■ INPUT DATA ■
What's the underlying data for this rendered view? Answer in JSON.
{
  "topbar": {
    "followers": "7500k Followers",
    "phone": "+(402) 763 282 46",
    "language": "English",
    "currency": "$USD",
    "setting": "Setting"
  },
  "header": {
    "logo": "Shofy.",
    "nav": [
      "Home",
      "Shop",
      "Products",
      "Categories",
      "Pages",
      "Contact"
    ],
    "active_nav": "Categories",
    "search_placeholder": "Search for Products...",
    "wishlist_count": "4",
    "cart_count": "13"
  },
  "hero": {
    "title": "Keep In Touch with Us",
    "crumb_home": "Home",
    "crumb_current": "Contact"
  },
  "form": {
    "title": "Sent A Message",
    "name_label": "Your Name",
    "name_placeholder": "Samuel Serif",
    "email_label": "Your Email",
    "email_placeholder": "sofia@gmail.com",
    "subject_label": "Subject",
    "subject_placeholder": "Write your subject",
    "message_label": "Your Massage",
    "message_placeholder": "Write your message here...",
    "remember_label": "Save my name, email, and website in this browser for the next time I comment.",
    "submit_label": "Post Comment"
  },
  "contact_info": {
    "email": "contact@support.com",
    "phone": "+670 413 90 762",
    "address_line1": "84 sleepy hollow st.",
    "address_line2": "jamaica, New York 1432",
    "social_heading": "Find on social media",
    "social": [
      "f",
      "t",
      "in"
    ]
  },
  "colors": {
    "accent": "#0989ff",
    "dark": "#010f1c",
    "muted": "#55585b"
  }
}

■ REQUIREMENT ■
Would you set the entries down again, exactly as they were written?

■ FINISHED EXERCISE ■
What's the underlying data for this rendered view? Answer in JSON.
{
  "topbar": {
    "followers": "7500k Followers",
    "phone": "+(402) 763 282 46",
    "language": "English",
    "currency": "$USD",
    "setting": "Setting"
  },
  "header": {
    "logo": "Shofy.",
    "nav": [
      "Home",
      "Shop",
      "Products",
      "Categories",
      "Pages",
      "Contact"
    ],
    "active_nav": "Categories",
    "search_placeholder": "Search for Products...",
    "wishlist_count": "4",
    "cart_count": "13"
  },
  "hero": {
    "title": "Keep In Touch with Us",
    "crumb_home": "Home",
    "crumb_current": "Contact"
  },
  "form": {
    "title": "Sent A Message",
    "name_label": "Your Name",
    "name_placeholder": "Samuel Serif",
    "email_label": "Your Email",
    "email_placeholder": "sofia@gmail.com",
    "subject_label": "Subject",
    "subject_placeholder": "Write your subject",
    "message_label": "Your Massage",
    "message_placeholder": "Write your message here...",
    "remember_label": "Save my name, email, and website in this browser for the next time I comment.",
    "submit_label": "Post Comment"
  },
  "contact_info": {
    "email": "contact@support.com",
    "phone": "+670 413 90 762",
    "address_line1": "84 sleepy hollow st.",
    "address_line2": "jamaica, New York 1432",
    "social_heading": "Find on social media",
    "social": [
      "f",
      "t",
      "in"
    ]
  },
  "colors": {
    "accent": "#0989ff",
    "dark": "#010f1c",
    "muted": "#55585b"
  }
}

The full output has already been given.